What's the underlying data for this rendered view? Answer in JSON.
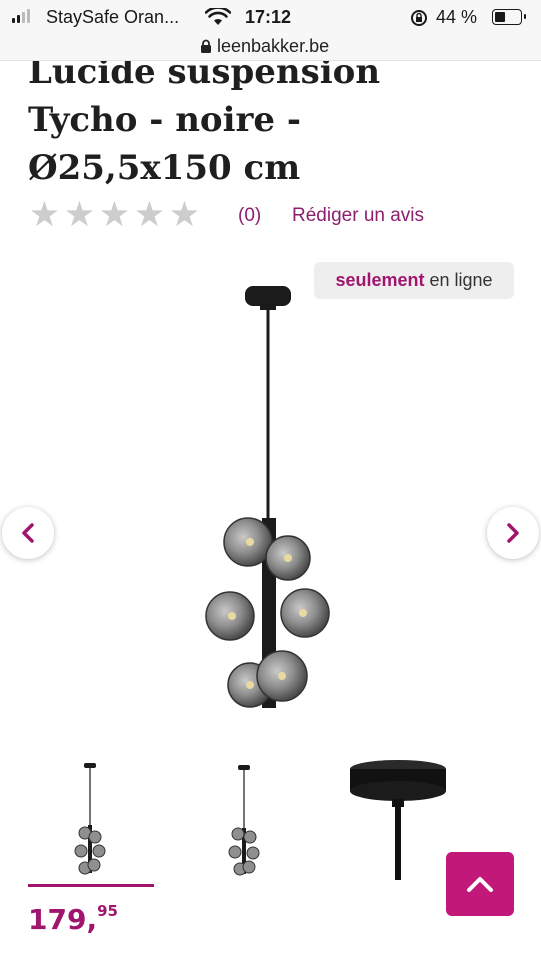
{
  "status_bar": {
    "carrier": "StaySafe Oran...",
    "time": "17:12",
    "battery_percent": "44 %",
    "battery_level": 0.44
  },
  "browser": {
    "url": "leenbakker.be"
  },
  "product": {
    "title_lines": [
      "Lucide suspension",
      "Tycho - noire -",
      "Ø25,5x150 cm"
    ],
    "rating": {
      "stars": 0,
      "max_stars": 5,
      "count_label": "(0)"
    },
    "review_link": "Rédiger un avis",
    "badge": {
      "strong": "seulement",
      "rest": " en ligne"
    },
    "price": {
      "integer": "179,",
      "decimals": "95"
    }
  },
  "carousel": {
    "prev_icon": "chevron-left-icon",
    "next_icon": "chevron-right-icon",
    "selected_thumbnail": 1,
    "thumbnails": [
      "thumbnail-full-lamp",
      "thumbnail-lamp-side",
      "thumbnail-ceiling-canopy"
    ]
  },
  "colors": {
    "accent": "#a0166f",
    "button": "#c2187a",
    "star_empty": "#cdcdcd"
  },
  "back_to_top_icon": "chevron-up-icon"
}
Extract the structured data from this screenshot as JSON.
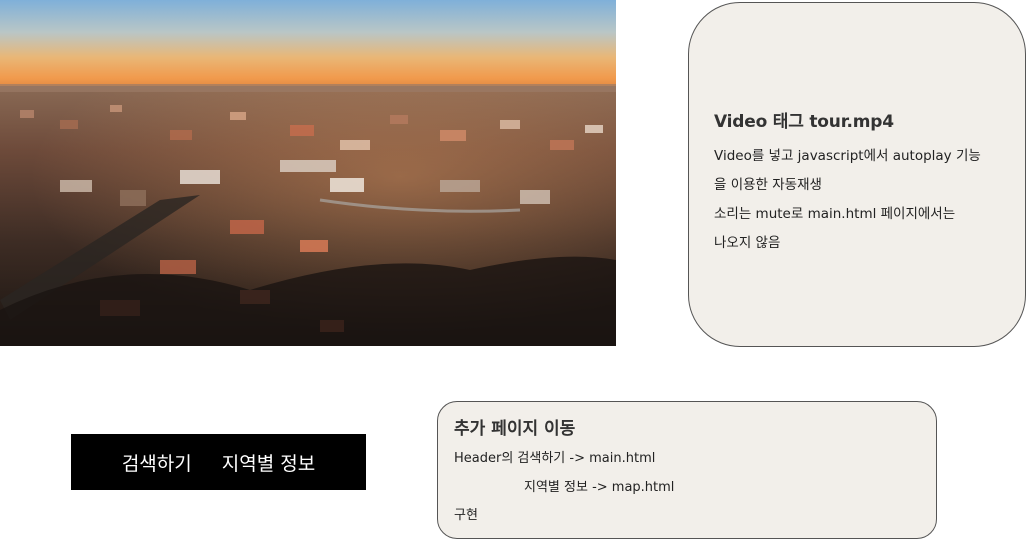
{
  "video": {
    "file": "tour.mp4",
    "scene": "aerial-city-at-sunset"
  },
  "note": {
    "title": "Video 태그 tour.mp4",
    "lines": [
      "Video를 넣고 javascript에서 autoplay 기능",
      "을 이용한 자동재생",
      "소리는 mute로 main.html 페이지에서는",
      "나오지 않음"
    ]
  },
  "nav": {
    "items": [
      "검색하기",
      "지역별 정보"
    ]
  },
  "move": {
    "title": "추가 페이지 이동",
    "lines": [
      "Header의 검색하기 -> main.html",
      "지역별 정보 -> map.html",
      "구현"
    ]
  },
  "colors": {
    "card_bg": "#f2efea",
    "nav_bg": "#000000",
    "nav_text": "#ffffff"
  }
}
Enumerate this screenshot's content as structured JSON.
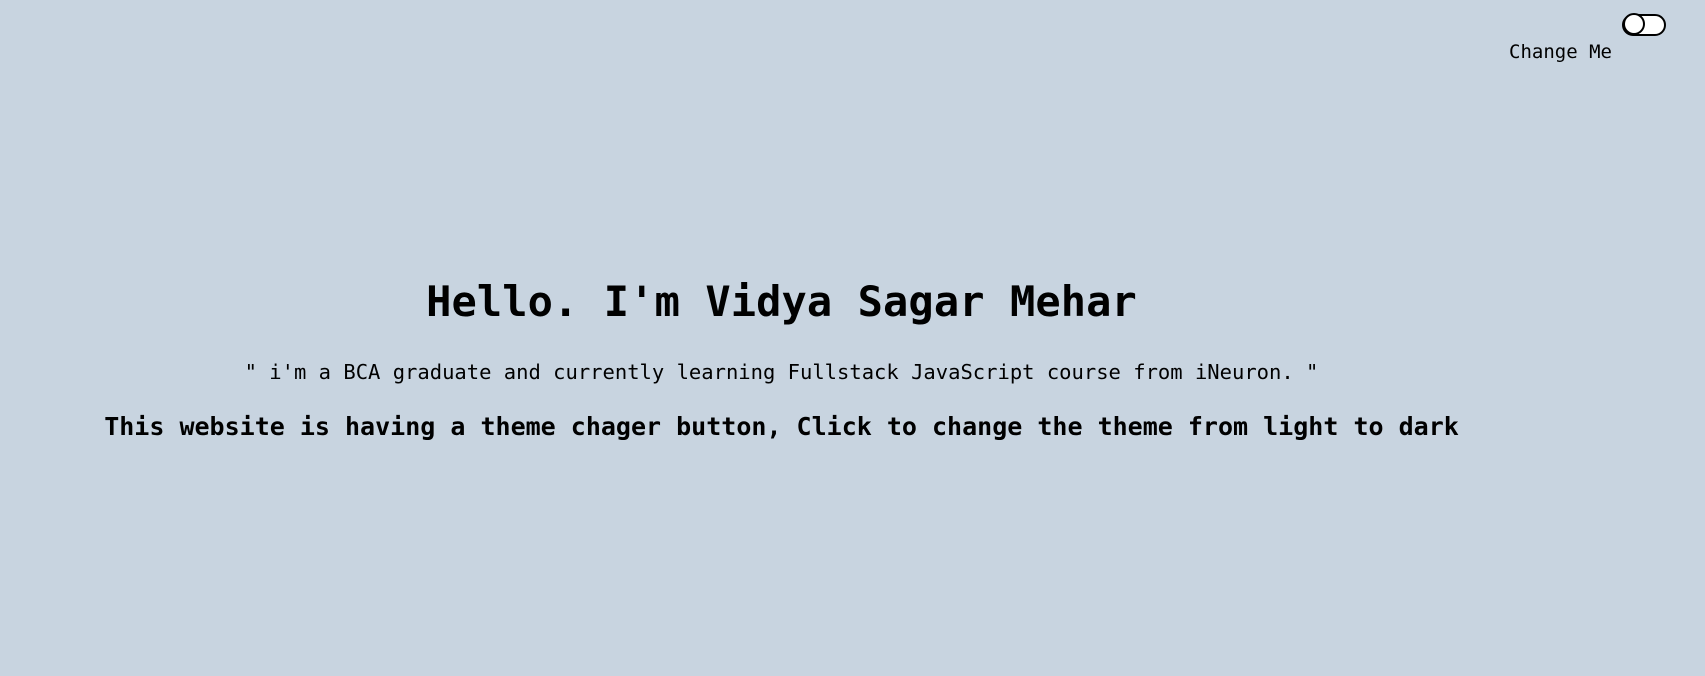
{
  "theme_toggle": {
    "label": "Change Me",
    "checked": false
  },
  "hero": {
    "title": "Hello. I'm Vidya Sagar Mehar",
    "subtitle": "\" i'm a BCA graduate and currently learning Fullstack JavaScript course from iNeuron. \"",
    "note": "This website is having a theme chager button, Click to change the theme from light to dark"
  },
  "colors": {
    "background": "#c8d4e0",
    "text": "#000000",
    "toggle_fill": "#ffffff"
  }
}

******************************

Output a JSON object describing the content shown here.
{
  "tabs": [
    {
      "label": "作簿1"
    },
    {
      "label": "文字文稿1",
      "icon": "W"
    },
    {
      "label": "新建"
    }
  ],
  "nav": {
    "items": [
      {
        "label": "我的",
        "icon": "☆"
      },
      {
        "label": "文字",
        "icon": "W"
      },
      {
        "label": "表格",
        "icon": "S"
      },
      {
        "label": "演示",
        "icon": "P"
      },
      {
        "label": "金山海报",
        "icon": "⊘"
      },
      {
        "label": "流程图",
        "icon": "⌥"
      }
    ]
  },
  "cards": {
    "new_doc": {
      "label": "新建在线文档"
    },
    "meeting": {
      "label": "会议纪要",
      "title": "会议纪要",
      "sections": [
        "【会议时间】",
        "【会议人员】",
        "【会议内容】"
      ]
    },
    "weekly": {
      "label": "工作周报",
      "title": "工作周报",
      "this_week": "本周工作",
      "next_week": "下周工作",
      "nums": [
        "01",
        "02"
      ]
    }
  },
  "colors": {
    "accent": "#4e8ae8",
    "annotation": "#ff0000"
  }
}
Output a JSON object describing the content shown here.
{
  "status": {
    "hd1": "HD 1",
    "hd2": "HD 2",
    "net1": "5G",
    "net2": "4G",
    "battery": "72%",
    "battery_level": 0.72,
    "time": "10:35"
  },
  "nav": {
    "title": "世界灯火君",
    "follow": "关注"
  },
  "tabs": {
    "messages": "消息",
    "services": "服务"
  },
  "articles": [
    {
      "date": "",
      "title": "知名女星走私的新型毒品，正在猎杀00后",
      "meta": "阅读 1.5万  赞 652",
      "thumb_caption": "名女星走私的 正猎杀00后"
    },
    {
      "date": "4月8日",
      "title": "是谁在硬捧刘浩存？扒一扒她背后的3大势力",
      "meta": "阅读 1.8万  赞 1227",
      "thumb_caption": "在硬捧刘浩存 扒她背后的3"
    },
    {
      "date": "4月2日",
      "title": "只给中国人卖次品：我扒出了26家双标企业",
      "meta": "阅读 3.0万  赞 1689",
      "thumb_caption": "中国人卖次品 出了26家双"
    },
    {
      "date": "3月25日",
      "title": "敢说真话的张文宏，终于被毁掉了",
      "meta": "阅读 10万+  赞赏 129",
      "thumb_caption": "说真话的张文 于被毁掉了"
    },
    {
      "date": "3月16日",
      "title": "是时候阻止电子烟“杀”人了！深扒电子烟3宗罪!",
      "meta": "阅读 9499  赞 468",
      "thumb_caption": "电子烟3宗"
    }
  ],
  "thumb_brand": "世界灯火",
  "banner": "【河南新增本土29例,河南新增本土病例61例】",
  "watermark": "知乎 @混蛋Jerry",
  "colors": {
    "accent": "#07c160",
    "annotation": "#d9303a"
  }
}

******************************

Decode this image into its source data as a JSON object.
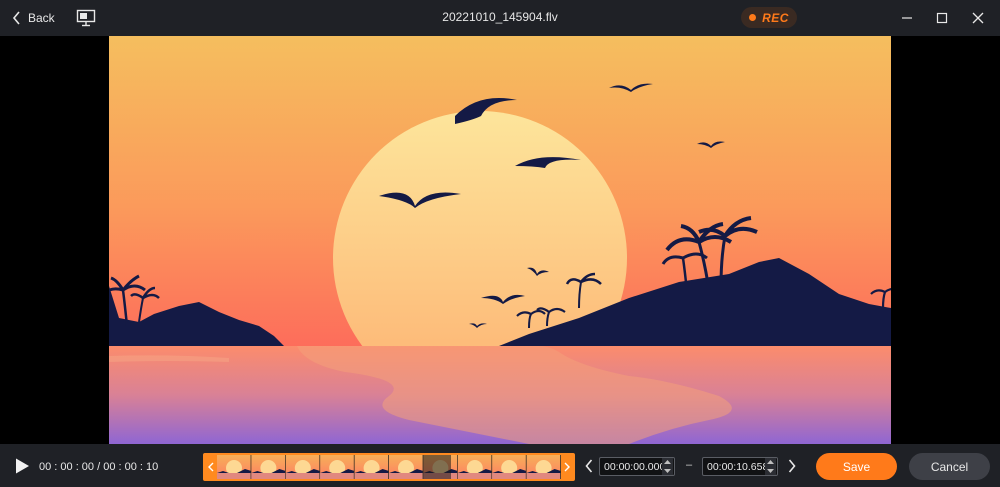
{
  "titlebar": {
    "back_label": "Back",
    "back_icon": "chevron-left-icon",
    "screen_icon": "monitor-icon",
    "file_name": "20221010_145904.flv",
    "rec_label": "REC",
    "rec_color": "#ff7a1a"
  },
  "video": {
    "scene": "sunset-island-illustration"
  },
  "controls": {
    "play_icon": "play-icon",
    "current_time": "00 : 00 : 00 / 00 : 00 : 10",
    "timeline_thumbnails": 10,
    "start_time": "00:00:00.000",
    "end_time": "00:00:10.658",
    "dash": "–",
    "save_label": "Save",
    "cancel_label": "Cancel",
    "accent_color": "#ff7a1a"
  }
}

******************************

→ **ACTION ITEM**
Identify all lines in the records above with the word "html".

→ **TASK ANSWER**
      "소리는 mute로 main.html 페이지에서는",
      "Header의 검색하기 -> main.html",
      "지역별 정보 -> map.html",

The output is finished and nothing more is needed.